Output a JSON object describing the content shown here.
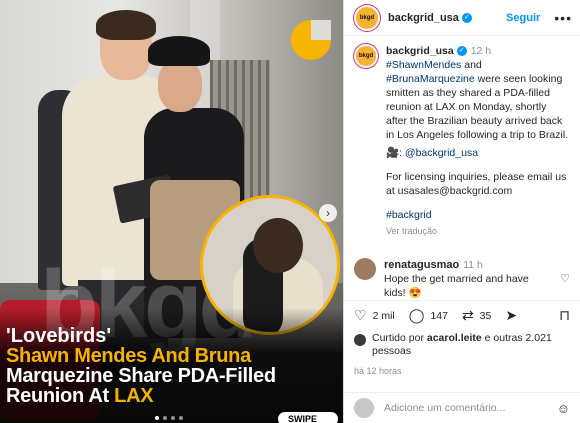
{
  "media": {
    "headline_line1": "'Lovebirds'",
    "headline_line2_a": "Shawn Mendes And ",
    "headline_line2_b": "Bruna",
    "headline_line3": "Marquezine Share PDA-Filled",
    "headline_line4_a": "Reunion At ",
    "headline_line4_b": "LAX",
    "swipe_label": "SWIPE",
    "watermark": "bkgd",
    "carousel_dots": 4,
    "active_dot": 0,
    "next_icon": "chevron-right-icon",
    "accent_color": "#f6b400"
  },
  "header": {
    "avatar_text": "bkgd",
    "username": "backgrid_usa",
    "follow_label": "Seguir",
    "more_icon": "ellipsis-icon"
  },
  "caption": {
    "username": "backgrid_usa",
    "time": "12 h",
    "tag1": "#ShawnMendes",
    "and_word": " and ",
    "tag2": "#BrunaMarquezine",
    "text1": " were seen looking smitten as they shared a PDA-filled reunion at LAX on Monday, shortly after the Brazilian beauty arrived back in Los Angeles following a trip to Brazil.",
    "credit_icon": "🎥",
    "credit_text": ": @backgrid_usa",
    "licensing": "For licensing inquiries, please email us at usasales@backgrid.com",
    "hashtag": "#backgrid",
    "see_translation": "Ver tradução"
  },
  "comment": {
    "username": "renatagusmao",
    "time": "11 h",
    "text": "Hope the get married and have kids! 😍",
    "heart_icon": "heart-outline-icon"
  },
  "actions": {
    "like_count": "2 mil",
    "comment_count": "147",
    "share_count": "35"
  },
  "liked_by": {
    "prefix": "Curtido por ",
    "user": "acarol.leite",
    "suffix": " e outras 2.021 pessoas"
  },
  "posted_ago": "há 12 horas",
  "add_comment": {
    "placeholder": "Adicione um comentário..."
  }
}
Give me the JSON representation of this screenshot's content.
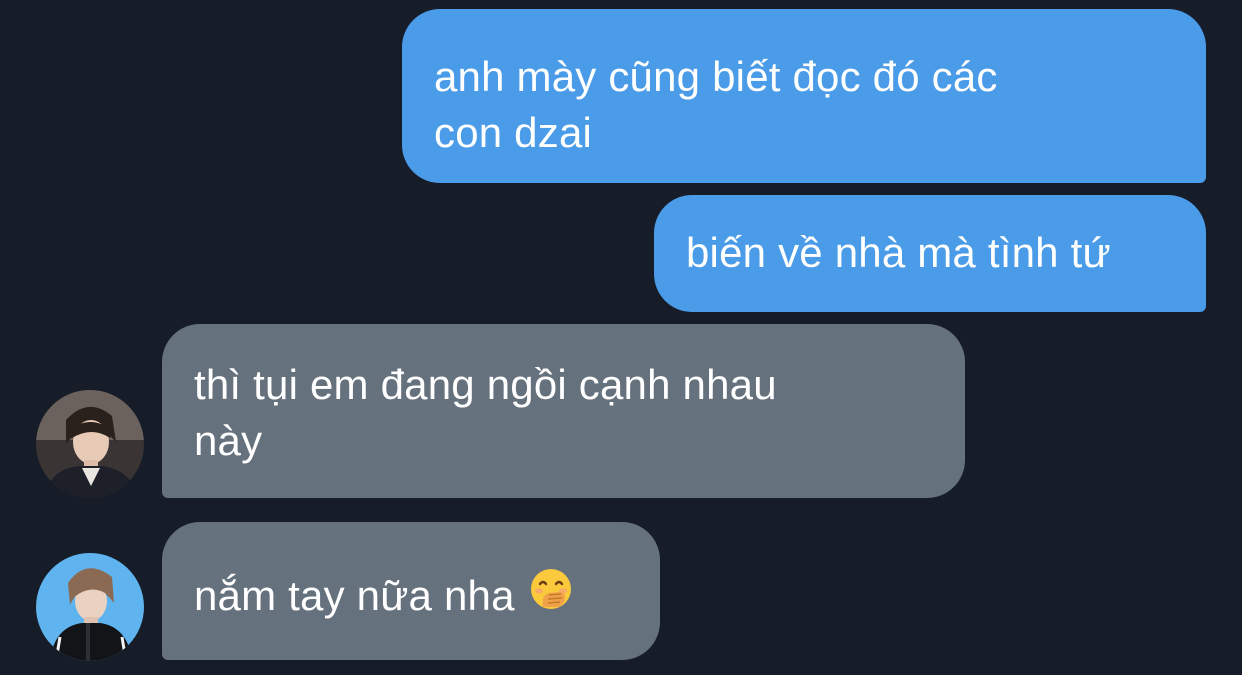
{
  "conversation": {
    "messages": [
      {
        "direction": "sent",
        "lines": [
          "anh mày cũng biết đọc đó các",
          "con dzai"
        ]
      },
      {
        "direction": "sent",
        "lines": [
          "biến về nhà mà tình tứ"
        ]
      },
      {
        "direction": "received",
        "lines": [
          "thì tụi em đang ngồi cạnh nhau",
          "này"
        ]
      },
      {
        "direction": "received",
        "lines": [
          "nắm tay nữa nha"
        ],
        "emoji": "hand-over-mouth-emoji"
      }
    ]
  },
  "colors": {
    "background": "#161d28",
    "sent_bubble": "#4a9be8",
    "received_bubble": "#66717e",
    "text": "#ffffff",
    "avatar2_ring": "#5fb3ee"
  }
}
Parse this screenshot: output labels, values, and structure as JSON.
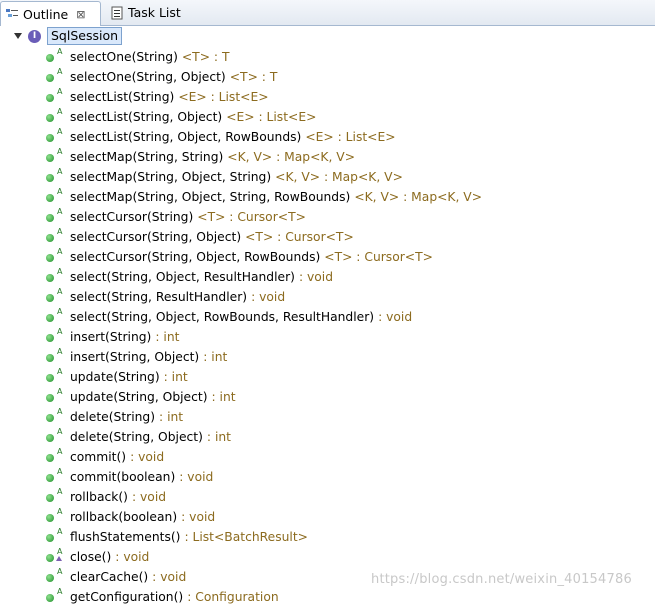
{
  "tabs": [
    {
      "label": "Outline",
      "close": "⊠"
    },
    {
      "label": "Task List"
    }
  ],
  "root": {
    "label": "SqlSession",
    "icon_letter": "I"
  },
  "methods": [
    {
      "sig": "selectOne(String)",
      "ret": "<T> : T"
    },
    {
      "sig": "selectOne(String, Object)",
      "ret": "<T> : T"
    },
    {
      "sig": "selectList(String)",
      "ret": "<E> : List<E>"
    },
    {
      "sig": "selectList(String, Object)",
      "ret": "<E> : List<E>"
    },
    {
      "sig": "selectList(String, Object, RowBounds)",
      "ret": "<E> : List<E>"
    },
    {
      "sig": "selectMap(String, String)",
      "ret": "<K, V> : Map<K, V>"
    },
    {
      "sig": "selectMap(String, Object, String)",
      "ret": "<K, V> : Map<K, V>"
    },
    {
      "sig": "selectMap(String, Object, String, RowBounds)",
      "ret": "<K, V> : Map<K, V>"
    },
    {
      "sig": "selectCursor(String)",
      "ret": "<T> : Cursor<T>"
    },
    {
      "sig": "selectCursor(String, Object)",
      "ret": "<T> : Cursor<T>"
    },
    {
      "sig": "selectCursor(String, Object, RowBounds)",
      "ret": "<T> : Cursor<T>"
    },
    {
      "sig": "select(String, Object, ResultHandler)",
      "ret": ": void"
    },
    {
      "sig": "select(String, ResultHandler)",
      "ret": ": void"
    },
    {
      "sig": "select(String, Object, RowBounds, ResultHandler)",
      "ret": ": void"
    },
    {
      "sig": "insert(String)",
      "ret": ": int"
    },
    {
      "sig": "insert(String, Object)",
      "ret": ": int"
    },
    {
      "sig": "update(String)",
      "ret": ": int"
    },
    {
      "sig": "update(String, Object)",
      "ret": ": int"
    },
    {
      "sig": "delete(String)",
      "ret": ": int"
    },
    {
      "sig": "delete(String, Object)",
      "ret": ": int"
    },
    {
      "sig": "commit()",
      "ret": ": void"
    },
    {
      "sig": "commit(boolean)",
      "ret": ": void"
    },
    {
      "sig": "rollback()",
      "ret": ": void"
    },
    {
      "sig": "rollback(boolean)",
      "ret": ": void"
    },
    {
      "sig": "flushStatements()",
      "ret": ": List<BatchResult>"
    },
    {
      "sig": "close()",
      "ret": ": void",
      "default": true
    },
    {
      "sig": "clearCache()",
      "ret": ": void"
    },
    {
      "sig": "getConfiguration()",
      "ret": ": Configuration"
    }
  ],
  "watermark": "https://blog.csdn.net/weixin_40154786",
  "colors": {
    "return_type": "#8c6b1f",
    "method_dot": "#1f8f2a",
    "selection": "#d9e8fb"
  }
}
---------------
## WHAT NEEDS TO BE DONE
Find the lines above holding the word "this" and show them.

## TASK RESPONSE
Give me the JSON representation of this screenshot's content.
Parse this screenshot: output labels, values, and structure as JSON.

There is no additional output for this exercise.